**Task to carry out:**
What follows is a set of entries. Repeat them exactly, but not their pictures.

(Data records for software interfaces)

⟨

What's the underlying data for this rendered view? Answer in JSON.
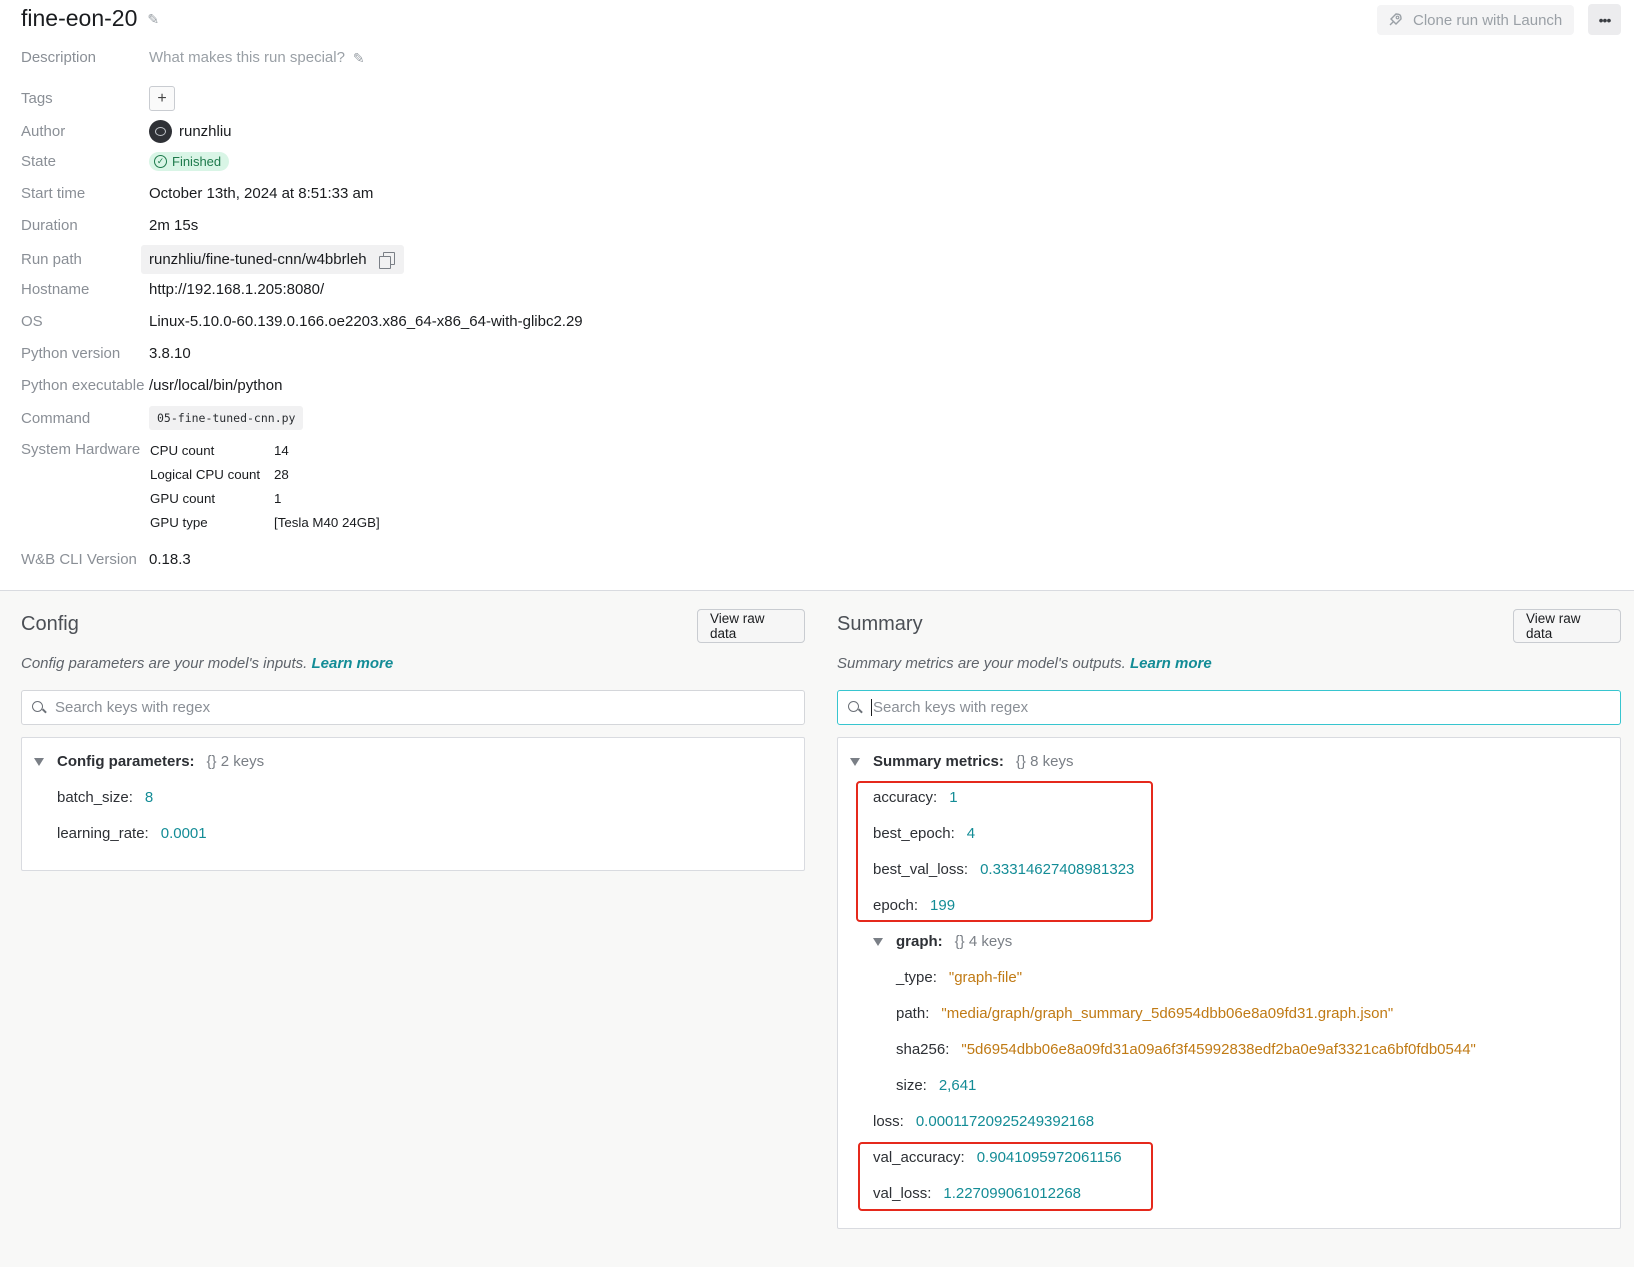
{
  "header": {
    "run_name": "fine-eon-20",
    "clone_label": "Clone run with Launch",
    "more_label": "•••"
  },
  "overview": {
    "description": {
      "label": "Description",
      "placeholder": "What makes this run special?"
    },
    "tags": {
      "label": "Tags",
      "add": "+"
    },
    "author": {
      "label": "Author",
      "value": "runzhliu"
    },
    "state": {
      "label": "State",
      "value": "Finished",
      "check": "✓"
    },
    "start_time": {
      "label": "Start time",
      "value": "October 13th, 2024 at 8:51:33 am"
    },
    "duration": {
      "label": "Duration",
      "value": "2m 15s"
    },
    "run_path": {
      "label": "Run path",
      "value": "runzhliu/fine-tuned-cnn/w4bbrleh"
    },
    "hostname": {
      "label": "Hostname",
      "value": "http://192.168.1.205:8080/"
    },
    "os": {
      "label": "OS",
      "value": "Linux-5.10.0-60.139.0.166.oe2203.x86_64-x86_64-with-glibc2.29"
    },
    "python_version": {
      "label": "Python version",
      "value": "3.8.10"
    },
    "python_executable": {
      "label": "Python executable",
      "value": "/usr/local/bin/python"
    },
    "command": {
      "label": "Command",
      "value": "05-fine-tuned-cnn.py"
    },
    "system_hardware": {
      "label": "System Hardware",
      "items": [
        {
          "key": "CPU count",
          "value": "14"
        },
        {
          "key": "Logical CPU count",
          "value": "28"
        },
        {
          "key": "GPU count",
          "value": "1"
        },
        {
          "key": "GPU type",
          "value": "[Tesla M40 24GB]"
        }
      ]
    },
    "cli_version": {
      "label": "W&B CLI Version",
      "value": "0.18.3"
    }
  },
  "config": {
    "title": "Config",
    "raw_button": "View raw data",
    "subtitle": "Config parameters are your model's inputs.",
    "learn_more": "Learn more",
    "search_placeholder": "Search keys with regex",
    "group_name": "Config parameters:",
    "group_meta": "{}  2 keys",
    "items": [
      {
        "key": "batch_size:",
        "value": "8"
      },
      {
        "key": "learning_rate:",
        "value": "0.0001"
      }
    ]
  },
  "summary": {
    "title": "Summary",
    "raw_button": "View raw data",
    "subtitle": "Summary metrics are your model's outputs.",
    "learn_more": "Learn more",
    "search_placeholder": "Search keys with regex",
    "group_name": "Summary metrics:",
    "group_meta": "{}  8 keys",
    "items": [
      {
        "key": "accuracy:",
        "value": "1"
      },
      {
        "key": "best_epoch:",
        "value": "4"
      },
      {
        "key": "best_val_loss:",
        "value": "0.33314627408981323"
      },
      {
        "key": "epoch:",
        "value": "199"
      }
    ],
    "graph": {
      "name": "graph:",
      "meta": "{}  4 keys",
      "items": [
        {
          "key": "_type:",
          "value": "\"graph-file\""
        },
        {
          "key": "path:",
          "value": "\"media/graph/graph_summary_5d6954dbb06e8a09fd31.graph.json\""
        },
        {
          "key": "sha256:",
          "value": "\"5d6954dbb06e8a09fd31a09a6f3f45992838edf2ba0e9af3321ca6bf0fdb0544\""
        },
        {
          "key": "size:",
          "value": "2,641"
        }
      ]
    },
    "tail_items": [
      {
        "key": "loss:",
        "value": "0.00011720925249392168"
      },
      {
        "key": "val_accuracy:",
        "value": "0.9041095972061156"
      },
      {
        "key": "val_loss:",
        "value": "1.227099061012268"
      }
    ]
  },
  "highlight_color": "#e5291c",
  "accent_color": "#138c96"
}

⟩

**Result for this exercise:**
What's the underlying data for this rendered view? Answer in JSON.
{
  "header": {
    "run_name": "fine-eon-20",
    "clone_label": "Clone run with Launch",
    "more_label": "•••"
  },
  "overview": {
    "description": {
      "label": "Description",
      "placeholder": "What makes this run special?"
    },
    "tags": {
      "label": "Tags",
      "add": "+"
    },
    "author": {
      "label": "Author",
      "value": "runzhliu"
    },
    "state": {
      "label": "State",
      "value": "Finished",
      "check": "✓"
    },
    "start_time": {
      "label": "Start time",
      "value": "October 13th, 2024 at 8:51:33 am"
    },
    "duration": {
      "label": "Duration",
      "value": "2m 15s"
    },
    "run_path": {
      "label": "Run path",
      "value": "runzhliu/fine-tuned-cnn/w4bbrleh"
    },
    "hostname": {
      "label": "Hostname",
      "value": "http://192.168.1.205:8080/"
    },
    "os": {
      "label": "OS",
      "value": "Linux-5.10.0-60.139.0.166.oe2203.x86_64-x86_64-with-glibc2.29"
    },
    "python_version": {
      "label": "Python version",
      "value": "3.8.10"
    },
    "python_executable": {
      "label": "Python executable",
      "value": "/usr/local/bin/python"
    },
    "command": {
      "label": "Command",
      "value": "05-fine-tuned-cnn.py"
    },
    "system_hardware": {
      "label": "System Hardware",
      "items": [
        {
          "key": "CPU count",
          "value": "14"
        },
        {
          "key": "Logical CPU count",
          "value": "28"
        },
        {
          "key": "GPU count",
          "value": "1"
        },
        {
          "key": "GPU type",
          "value": "[Tesla M40 24GB]"
        }
      ]
    },
    "cli_version": {
      "label": "W&B CLI Version",
      "value": "0.18.3"
    }
  },
  "config": {
    "title": "Config",
    "raw_button": "View raw data",
    "subtitle": "Config parameters are your model's inputs.",
    "learn_more": "Learn more",
    "search_placeholder": "Search keys with regex",
    "group_name": "Config parameters:",
    "group_meta": "{}  2 keys",
    "items": [
      {
        "key": "batch_size:",
        "value": "8"
      },
      {
        "key": "learning_rate:",
        "value": "0.0001"
      }
    ]
  },
  "summary": {
    "title": "Summary",
    "raw_button": "View raw data",
    "subtitle": "Summary metrics are your model's outputs.",
    "learn_more": "Learn more",
    "search_placeholder": "Search keys with regex",
    "group_name": "Summary metrics:",
    "group_meta": "{}  8 keys",
    "items": [
      {
        "key": "accuracy:",
        "value": "1"
      },
      {
        "key": "best_epoch:",
        "value": "4"
      },
      {
        "key": "best_val_loss:",
        "value": "0.33314627408981323"
      },
      {
        "key": "epoch:",
        "value": "199"
      }
    ],
    "graph": {
      "name": "graph:",
      "meta": "{}  4 keys",
      "items": [
        {
          "key": "_type:",
          "value": "\"graph-file\""
        },
        {
          "key": "path:",
          "value": "\"media/graph/graph_summary_5d6954dbb06e8a09fd31.graph.json\""
        },
        {
          "key": "sha256:",
          "value": "\"5d6954dbb06e8a09fd31a09a6f3f45992838edf2ba0e9af3321ca6bf0fdb0544\""
        },
        {
          "key": "size:",
          "value": "2,641"
        }
      ]
    },
    "tail_items": [
      {
        "key": "loss:",
        "value": "0.00011720925249392168"
      },
      {
        "key": "val_accuracy:",
        "value": "0.9041095972061156"
      },
      {
        "key": "val_loss:",
        "value": "1.227099061012268"
      }
    ]
  },
  "highlight_color": "#e5291c",
  "accent_color": "#138c96"
}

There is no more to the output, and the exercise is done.